Finland has introduced stricter rules on gun permits, following a school shooting in which 11 people died.
Handgun permits would no longer be granted to first-time applicants, the interior ministry said.
Instead, they must train for at least a year at a gun club before being allowed to apply for a permit.
All applicants must also provide a note from a doctor about their mental health and sit an interview with police.
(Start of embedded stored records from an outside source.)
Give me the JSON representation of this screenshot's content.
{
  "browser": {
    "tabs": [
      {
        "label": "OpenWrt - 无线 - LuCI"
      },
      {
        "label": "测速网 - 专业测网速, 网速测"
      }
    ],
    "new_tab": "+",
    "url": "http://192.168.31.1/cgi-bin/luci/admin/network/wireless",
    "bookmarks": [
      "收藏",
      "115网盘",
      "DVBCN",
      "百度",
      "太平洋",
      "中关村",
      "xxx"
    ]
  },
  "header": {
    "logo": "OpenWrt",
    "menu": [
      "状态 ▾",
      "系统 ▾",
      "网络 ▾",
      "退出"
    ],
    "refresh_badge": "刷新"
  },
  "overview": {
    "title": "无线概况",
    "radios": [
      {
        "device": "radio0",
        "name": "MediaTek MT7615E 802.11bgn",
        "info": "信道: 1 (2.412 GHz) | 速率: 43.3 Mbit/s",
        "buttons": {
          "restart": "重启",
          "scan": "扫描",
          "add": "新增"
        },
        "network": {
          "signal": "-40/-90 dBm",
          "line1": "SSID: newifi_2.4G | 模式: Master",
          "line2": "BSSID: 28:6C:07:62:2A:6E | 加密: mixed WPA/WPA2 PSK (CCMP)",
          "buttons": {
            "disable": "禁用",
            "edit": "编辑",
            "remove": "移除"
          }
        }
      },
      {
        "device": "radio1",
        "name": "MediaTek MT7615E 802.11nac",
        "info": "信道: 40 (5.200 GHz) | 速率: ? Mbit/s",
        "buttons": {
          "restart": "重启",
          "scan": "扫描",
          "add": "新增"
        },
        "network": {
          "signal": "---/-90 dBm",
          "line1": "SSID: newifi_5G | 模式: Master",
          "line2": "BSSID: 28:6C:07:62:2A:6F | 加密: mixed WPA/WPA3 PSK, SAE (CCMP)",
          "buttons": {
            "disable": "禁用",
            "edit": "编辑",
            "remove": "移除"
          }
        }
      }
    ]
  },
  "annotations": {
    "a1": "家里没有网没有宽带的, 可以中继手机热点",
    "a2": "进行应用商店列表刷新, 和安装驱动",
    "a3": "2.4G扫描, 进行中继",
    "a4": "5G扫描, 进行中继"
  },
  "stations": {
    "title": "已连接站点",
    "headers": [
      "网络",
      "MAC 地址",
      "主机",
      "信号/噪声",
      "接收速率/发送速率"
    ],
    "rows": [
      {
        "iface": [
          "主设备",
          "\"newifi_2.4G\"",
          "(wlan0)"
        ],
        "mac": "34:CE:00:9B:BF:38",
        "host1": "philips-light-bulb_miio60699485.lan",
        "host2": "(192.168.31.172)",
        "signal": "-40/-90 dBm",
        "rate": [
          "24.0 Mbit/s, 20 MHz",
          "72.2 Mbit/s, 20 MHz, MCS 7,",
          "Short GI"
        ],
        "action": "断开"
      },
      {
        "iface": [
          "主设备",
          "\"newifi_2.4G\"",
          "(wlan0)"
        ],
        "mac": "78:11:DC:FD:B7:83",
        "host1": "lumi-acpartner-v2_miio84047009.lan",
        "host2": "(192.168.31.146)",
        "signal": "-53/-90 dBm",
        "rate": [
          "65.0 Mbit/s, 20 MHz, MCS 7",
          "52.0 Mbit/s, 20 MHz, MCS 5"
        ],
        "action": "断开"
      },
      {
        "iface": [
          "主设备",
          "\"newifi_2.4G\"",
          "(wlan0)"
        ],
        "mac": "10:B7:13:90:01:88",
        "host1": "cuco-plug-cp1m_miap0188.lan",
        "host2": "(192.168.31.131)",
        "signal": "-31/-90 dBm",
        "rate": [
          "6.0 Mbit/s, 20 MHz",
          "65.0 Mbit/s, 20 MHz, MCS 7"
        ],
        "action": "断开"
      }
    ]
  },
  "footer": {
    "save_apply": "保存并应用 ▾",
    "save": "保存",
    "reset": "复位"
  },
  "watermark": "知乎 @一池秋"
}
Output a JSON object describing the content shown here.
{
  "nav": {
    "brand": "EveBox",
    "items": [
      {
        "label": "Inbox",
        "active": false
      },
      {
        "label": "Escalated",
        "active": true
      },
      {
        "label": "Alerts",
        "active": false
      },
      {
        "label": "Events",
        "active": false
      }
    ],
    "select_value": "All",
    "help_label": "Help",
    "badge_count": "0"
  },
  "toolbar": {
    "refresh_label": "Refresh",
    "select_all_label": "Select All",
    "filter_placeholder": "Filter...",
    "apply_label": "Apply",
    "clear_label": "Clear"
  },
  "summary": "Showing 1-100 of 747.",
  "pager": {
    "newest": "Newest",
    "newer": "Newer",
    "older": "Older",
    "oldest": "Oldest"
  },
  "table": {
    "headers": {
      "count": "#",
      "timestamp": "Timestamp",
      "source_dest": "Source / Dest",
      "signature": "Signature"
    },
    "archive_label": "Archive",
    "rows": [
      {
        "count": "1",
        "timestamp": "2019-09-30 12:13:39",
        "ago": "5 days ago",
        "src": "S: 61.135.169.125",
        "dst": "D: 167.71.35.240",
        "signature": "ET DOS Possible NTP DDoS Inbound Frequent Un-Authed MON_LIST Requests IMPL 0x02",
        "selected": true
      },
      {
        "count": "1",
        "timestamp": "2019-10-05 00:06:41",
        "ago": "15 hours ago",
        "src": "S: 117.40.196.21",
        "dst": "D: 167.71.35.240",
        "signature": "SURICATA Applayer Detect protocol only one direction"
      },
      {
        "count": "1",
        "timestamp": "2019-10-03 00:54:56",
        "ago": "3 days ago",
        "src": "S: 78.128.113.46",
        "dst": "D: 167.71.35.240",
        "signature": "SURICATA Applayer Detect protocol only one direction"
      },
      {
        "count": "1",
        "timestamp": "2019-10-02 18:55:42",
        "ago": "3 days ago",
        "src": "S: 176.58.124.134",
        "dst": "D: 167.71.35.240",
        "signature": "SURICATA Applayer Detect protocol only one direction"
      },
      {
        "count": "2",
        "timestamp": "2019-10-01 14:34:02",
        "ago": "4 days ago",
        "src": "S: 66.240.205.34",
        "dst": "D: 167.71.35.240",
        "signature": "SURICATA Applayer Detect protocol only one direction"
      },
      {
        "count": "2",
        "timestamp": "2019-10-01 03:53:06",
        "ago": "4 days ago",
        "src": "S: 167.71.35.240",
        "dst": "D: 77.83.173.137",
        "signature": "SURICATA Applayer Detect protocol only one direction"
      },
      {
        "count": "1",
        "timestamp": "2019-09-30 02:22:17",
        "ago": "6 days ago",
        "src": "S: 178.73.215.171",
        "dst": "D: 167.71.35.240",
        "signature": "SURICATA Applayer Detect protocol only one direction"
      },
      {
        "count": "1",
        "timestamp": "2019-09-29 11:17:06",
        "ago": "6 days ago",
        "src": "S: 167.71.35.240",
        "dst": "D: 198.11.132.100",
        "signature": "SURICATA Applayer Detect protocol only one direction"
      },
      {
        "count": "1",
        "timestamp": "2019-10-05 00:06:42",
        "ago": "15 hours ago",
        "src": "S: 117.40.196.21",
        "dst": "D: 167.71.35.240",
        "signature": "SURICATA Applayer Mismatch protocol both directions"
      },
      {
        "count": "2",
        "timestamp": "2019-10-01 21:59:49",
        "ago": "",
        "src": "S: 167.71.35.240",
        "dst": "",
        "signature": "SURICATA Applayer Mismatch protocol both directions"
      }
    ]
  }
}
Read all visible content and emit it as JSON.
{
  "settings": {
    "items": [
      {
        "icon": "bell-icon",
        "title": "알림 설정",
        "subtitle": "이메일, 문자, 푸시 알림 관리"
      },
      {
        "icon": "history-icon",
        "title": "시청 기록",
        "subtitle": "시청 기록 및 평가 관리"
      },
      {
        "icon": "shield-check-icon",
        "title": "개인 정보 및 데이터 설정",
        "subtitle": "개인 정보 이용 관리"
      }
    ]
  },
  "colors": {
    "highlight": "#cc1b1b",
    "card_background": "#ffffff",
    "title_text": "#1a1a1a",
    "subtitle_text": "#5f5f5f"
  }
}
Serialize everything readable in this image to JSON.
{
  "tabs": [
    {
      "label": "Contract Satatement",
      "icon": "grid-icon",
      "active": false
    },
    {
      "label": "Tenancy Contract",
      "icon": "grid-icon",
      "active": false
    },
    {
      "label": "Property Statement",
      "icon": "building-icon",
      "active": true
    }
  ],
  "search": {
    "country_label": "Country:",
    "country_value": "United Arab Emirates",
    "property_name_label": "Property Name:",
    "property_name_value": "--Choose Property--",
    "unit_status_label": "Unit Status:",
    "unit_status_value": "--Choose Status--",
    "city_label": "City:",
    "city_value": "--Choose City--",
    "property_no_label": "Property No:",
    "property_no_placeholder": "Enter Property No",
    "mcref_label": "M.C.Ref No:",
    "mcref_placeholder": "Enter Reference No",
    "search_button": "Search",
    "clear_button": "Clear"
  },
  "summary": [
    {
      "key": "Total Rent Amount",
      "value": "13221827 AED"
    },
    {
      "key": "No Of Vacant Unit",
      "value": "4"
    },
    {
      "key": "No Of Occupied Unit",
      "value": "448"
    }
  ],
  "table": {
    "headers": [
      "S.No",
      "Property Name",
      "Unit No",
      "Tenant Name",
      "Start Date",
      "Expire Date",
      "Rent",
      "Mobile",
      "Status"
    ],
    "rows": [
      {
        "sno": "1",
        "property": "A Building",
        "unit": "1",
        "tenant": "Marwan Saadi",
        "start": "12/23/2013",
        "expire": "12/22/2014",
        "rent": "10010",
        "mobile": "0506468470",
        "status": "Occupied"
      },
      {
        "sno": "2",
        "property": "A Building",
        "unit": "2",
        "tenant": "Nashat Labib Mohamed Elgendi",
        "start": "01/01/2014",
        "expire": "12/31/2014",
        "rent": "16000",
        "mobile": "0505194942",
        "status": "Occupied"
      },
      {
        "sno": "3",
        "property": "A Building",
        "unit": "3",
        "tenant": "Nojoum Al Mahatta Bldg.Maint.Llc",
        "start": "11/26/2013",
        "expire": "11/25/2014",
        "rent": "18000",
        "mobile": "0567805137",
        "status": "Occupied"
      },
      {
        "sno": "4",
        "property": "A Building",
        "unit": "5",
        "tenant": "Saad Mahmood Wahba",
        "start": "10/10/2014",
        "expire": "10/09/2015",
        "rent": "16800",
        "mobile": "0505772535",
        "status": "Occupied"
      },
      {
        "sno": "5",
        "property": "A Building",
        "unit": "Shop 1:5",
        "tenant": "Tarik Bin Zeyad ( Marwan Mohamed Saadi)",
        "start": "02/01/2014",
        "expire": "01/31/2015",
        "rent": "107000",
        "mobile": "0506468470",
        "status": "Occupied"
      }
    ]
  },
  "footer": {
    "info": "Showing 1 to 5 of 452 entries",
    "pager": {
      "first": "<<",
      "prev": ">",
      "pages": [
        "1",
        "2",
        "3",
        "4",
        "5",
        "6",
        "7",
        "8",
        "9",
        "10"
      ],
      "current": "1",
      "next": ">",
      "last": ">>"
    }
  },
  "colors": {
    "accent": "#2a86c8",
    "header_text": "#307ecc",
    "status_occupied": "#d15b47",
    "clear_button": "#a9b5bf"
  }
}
The new rules cover pistols and revolvers.
The new guidelines were issued to police on Monday.
The government also is planning to amend Finland's gun law - one of the most liberal in Europe - to enable police to perform more thorough background checks on applicants for gun permits.
Prime Minister Matti Vanhanen has said the country should consider banning private handguns.
The measures were prompted by last week's attack in a college in the western town of Kauhajoki.
Matti Juhani Saari, aged 22, shot nine fellow students and a teacher, before turning his gun on himself.
The murders took place less than a year after another school shooting in which nine people died, including the killer.
Finns have the third highest ratio of gun ownership in the world, after the US and Yemen, according to an international survey of small arms carried out in 2007.